Both the House and Senate finished debating bills before turnaround day, which was Tuesday. From this point on in the House, only Senate bills, or blessed bills, will be able to see action in the coming week in House committees.
A brief explanation again as to what that means. Only Senate bills will be worked in the House, but the exceptions are the so-called blessed bills. Those House bills that have touched either the Appro?priations, Federal and State Affairs or Taxation committees are blessed, so they can continue to be worked on in House committees and eventually pass across the House floor.
Several issues have come along that may be of interest. First, there was a proposal to call an Article V Convention of States. What that means is that there are those who would like to call a Constitutional Convention to amend the U.S. Constitu?tion to require the federal government to have a balanced budget. It is a statement calling the federal government on the carpet for malfeasance.

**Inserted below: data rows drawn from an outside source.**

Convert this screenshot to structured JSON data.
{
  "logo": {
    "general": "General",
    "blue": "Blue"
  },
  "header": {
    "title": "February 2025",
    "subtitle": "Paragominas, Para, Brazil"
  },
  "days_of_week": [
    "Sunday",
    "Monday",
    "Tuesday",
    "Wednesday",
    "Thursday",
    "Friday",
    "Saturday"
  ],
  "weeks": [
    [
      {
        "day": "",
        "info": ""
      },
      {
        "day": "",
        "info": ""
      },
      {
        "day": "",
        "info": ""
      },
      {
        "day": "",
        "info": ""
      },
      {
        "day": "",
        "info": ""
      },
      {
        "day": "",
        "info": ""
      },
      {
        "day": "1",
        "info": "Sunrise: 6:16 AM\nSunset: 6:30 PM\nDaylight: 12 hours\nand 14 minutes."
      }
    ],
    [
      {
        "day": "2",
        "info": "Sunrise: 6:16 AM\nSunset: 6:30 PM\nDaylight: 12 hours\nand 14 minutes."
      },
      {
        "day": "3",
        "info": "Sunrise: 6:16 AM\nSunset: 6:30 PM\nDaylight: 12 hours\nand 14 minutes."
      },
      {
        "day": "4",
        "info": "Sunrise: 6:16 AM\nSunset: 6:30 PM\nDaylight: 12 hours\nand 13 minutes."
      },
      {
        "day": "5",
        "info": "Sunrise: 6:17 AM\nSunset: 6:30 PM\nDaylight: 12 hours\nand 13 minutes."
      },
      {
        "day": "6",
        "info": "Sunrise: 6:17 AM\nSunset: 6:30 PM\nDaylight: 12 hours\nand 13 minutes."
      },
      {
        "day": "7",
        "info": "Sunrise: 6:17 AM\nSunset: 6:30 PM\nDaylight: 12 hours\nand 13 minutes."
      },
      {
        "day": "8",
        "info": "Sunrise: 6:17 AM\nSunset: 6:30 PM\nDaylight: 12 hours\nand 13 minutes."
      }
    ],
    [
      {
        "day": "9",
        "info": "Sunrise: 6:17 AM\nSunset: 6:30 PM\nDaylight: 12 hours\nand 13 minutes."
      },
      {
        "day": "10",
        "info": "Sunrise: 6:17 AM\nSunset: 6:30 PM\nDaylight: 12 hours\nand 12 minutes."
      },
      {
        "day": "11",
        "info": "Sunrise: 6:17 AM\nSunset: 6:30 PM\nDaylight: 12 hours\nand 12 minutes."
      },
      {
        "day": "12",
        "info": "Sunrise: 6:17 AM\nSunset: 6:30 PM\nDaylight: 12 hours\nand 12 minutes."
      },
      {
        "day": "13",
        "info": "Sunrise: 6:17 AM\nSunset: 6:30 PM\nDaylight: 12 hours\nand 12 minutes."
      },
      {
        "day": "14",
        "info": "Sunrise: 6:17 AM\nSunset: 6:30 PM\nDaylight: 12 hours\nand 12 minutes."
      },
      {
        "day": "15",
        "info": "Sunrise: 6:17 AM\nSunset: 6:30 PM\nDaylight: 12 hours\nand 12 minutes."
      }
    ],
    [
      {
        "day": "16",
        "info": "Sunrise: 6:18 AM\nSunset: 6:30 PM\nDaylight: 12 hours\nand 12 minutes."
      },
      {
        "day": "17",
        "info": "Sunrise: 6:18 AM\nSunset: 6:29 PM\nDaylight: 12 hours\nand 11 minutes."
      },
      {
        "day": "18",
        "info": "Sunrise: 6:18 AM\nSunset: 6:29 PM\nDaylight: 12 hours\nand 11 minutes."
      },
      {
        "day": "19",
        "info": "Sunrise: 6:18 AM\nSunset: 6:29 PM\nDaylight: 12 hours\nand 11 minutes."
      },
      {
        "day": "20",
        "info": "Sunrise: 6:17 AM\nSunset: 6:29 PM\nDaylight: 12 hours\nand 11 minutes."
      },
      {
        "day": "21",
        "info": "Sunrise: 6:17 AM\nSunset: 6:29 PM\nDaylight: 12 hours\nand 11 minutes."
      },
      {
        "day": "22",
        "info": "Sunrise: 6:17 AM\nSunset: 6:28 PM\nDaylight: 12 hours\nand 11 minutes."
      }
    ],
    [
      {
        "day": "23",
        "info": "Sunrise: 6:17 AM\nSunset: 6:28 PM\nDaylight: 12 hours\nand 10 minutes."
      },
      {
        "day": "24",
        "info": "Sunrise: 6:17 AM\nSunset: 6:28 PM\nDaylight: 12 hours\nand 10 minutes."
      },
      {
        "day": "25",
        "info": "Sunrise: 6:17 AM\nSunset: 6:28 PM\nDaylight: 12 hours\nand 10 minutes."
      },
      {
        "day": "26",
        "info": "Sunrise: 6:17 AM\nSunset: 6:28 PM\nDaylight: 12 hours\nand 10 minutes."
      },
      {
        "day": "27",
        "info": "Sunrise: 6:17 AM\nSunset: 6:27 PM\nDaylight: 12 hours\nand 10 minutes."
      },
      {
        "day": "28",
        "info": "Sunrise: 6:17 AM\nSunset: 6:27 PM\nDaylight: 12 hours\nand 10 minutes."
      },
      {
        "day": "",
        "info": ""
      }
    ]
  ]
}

Long story short, the bill required a super majority of 84 votes and only received 77.
Another bill was to formalize the budget passed last week by withholding some of the state payments to KPERS death and disability. If that sounds backward, it is. That was included in the budget but needed to be passed as separate legislation. It passed with some opposition.
If it had not passed, the budget would need further adjustment later in the session when the omnibus budget comes along. The omnibus budget is the one that includes all funds and is done later in the session after revenue estimates are finished later in April.
Changing the noxious weed law to make it more responsive to a noxious weed outbreak passed the House. This bill gives most of the authority to the secretary of agriculture, along with an advisory committee, to identify and begin treatment of new identified species.
It also puts quite a bit of the responsibility to identify and treat weeds on the counties. Oftentimes the identified noxious weeds are brought to the state as ornamental plants or in animal feed and hay.
Because of a very active corrections and juvenile justice committee quite a few bills come up that recodify, or modernize, laws in regard to the jails and courts. In some cases the sentencing chart or guidelines are adjusted and possibly even the length of prison stay may be adjusted.
There is some concern that the state is running low on prison space, so if the sentencing grid is adjusted, certain prisoners may be eligible for probation or release earlier, freeing up some space.
Some of the issues before turnaround have been controversial, but many of the issues have not. Issues like education standards and possible further adjustments to the budget will return or likely come up in the second half of session.
It is understood that the legislative process can be difficult to follow, but continue to pay attention and feel free to ask if you have questions. I want to remind people that the second half of session goes by much quicker, but also remember that most issues are not yet resolved, and will not be until first adjournment scheduled for March 25.
Rep. Don Schroeder represents District 74, which includes much of the southern half of Marion County.